“Sustainability4Cargo” was among the topics of discussion during the first week of the forum, where it was concluded that sustainability does matter to the air cargo industry, having become a real strategic priority for cargo companies, many of which have concrete actions in place.

“Our industry remains committed to reducing its environmental footprint and many companies have implemented digital transformation, operational improvements and addressed reliability and quality of service issues putting us on track to being more sustainable,” states a TIACA follow-up report on Sustainability4Cargo. “The COVID crisis has added a new dimension to sustainability which our industry has rapidly adapted to–resiliency.”

Carriers Get in on the Sustainability Action

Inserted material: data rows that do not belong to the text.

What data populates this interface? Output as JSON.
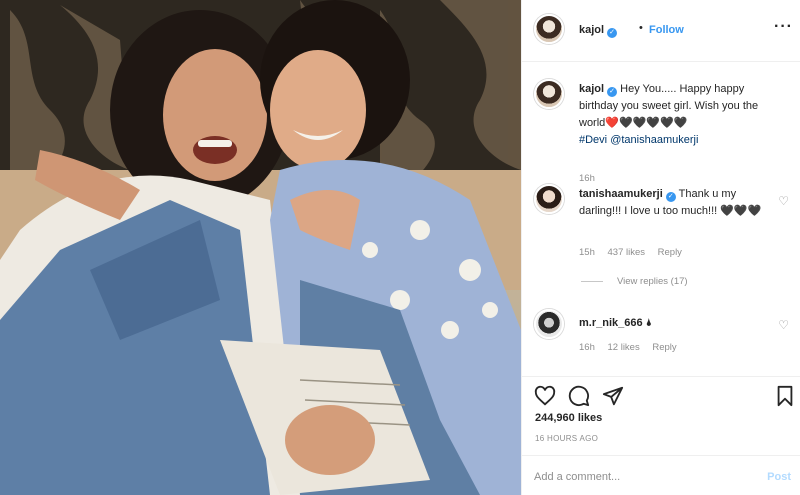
{
  "post_header": {
    "username": "kajol",
    "separator": "•",
    "follow_label": "Follow",
    "more_label": "···"
  },
  "comments": [
    {
      "username": "kajol",
      "text": "Hey You..... Happy happy birthday you sweet girl. Wish you the world❤️🖤🖤🖤🖤🖤",
      "hashtag": "#Devi",
      "mention": "@tanishaamukerji",
      "time": "16h"
    },
    {
      "username": "tanishaamukerji",
      "text": "Thank u my darling!!! I love u too much!!! 🖤🖤🖤",
      "time": "15h",
      "likes": "437 likes",
      "reply_label": "Reply",
      "view_replies": "View replies (17)"
    },
    {
      "username": "m.r_nik_666",
      "text": "🌢",
      "time": "16h",
      "likes": "12 likes",
      "reply_label": "Reply"
    }
  ],
  "likes_count": "244,960 likes",
  "time_ago": "16 HOURS AGO",
  "add_comment": {
    "placeholder": "Add a comment...",
    "post_label": "Post"
  },
  "icons": [
    "heart-icon",
    "comment-icon",
    "share-icon",
    "bookmark-icon",
    "verified-badge-icon",
    "more-options-icon"
  ],
  "colors": {
    "link_blue": "#3897f0",
    "text": "#262626",
    "muted": "#8e8e8e",
    "post_disabled": "#b3dbff"
  }
}
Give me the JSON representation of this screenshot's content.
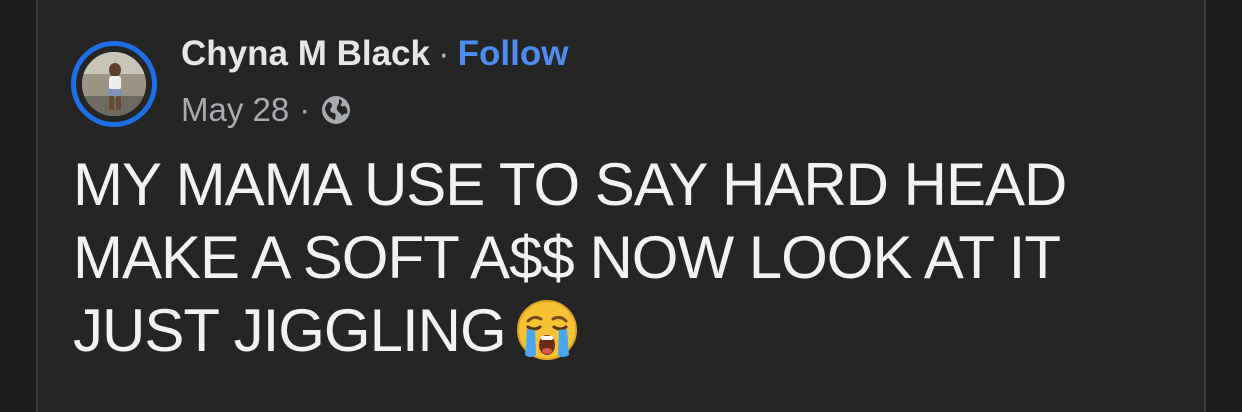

Among the Digital Air Cargo Forum sponsors was Polar Air Cargo Worldwide, which aims to be the world’s most sustainable cargo airline, according to Abilash Kurien, the company’s vice president of Marketing, Revenue Management & Network Planning.

“To achieve this goal, we are focused on digitizing our operations, fostering a culture of learning that makes our team best prepared for the future, and driving toward environmentally sustainable practices,” Kurien says. “These activities are critical for long-term success, not just for Polar but for the air cargo industry as a whole.”

Digitization will be key in achieving Polar’s sustainability ambitions, he adds. “Digitization will help drive sustainability by eliminating unnecessary steps and decreasing time, effort and materials used. E-air waybills, for example, will reduce paper. AI deployment will result in more efficient planning and reduced fuel consumption.”

Polar also encourages and incentivizes its employees “to raise ideas for more sustainable business practices so that we can minimize our impact on the world around us, and ultimately contribute to repairing environmental damage,” Kurien says.

“We are on the cusp of evolution in the air cargo industry; the key is embracing the change, and working with and listening to the employees who keep the business moving and deliver service for our customers that exceeds expectations. Industry participants that focus on digitization, culture and training, and environmental sustainability will be at the forefront of the future state of air cargo. With the right vision, and an openness to new ideas, the possibilities are limitless.”

The vision thing is also at play at United Airlines, which in December made a commitment to reduce its greenhouse emissions by 100 percent by 2050. How? Partly by continuing some of its existing initiatives—such as buying carbon offsets; using more Sustainable Aviation Fuel (SAF) than any airline globally; and investing in the development of SAF and other decarbonization technology—and partly by funding revolutionary “carbon-capture” technology that is expected to capture and store millions of metric tonnes of CO2 per year.

Chicago-based United is the world’s first airline to commit to investing in Direct Air Capture technology. Specifically, the carrier helping 1PointFive build the first industrial-sized Direct Air Capture plant in the country. A single plant is expected to capture and permanently remove 1 million tons of CO2 each year–the equivalent of the work of 40 million trees, but covering a land area about 3,000 times smaller.

“As the leader of one of the world’s largest airlines, I recognize our responsibility in contributing to fight climate change, as well as our responsibility to solve it,” says Scott Kirby, United’s CEO. “These game-changing technologies will significantly reduce our emissions, and measurably reduce the speed of climate change–because buying carbon offsets alone is just not enough.

“Perhaps most importantly, we’re not just doing it to meet our own sustainability goal; we’re doing it to drive the positive change our entire industry requires so that every airline can eventually join us and do the same.”

“We welcome United’s positive announcement to support the reduction of greenhouse gases,” says Patrick R. Gruber, CEO of Gevo, an Englewood, Colorado-based SAF company. “We wholeheartedly agree SAF is the fastest and most effective way United can reduce its emissions.”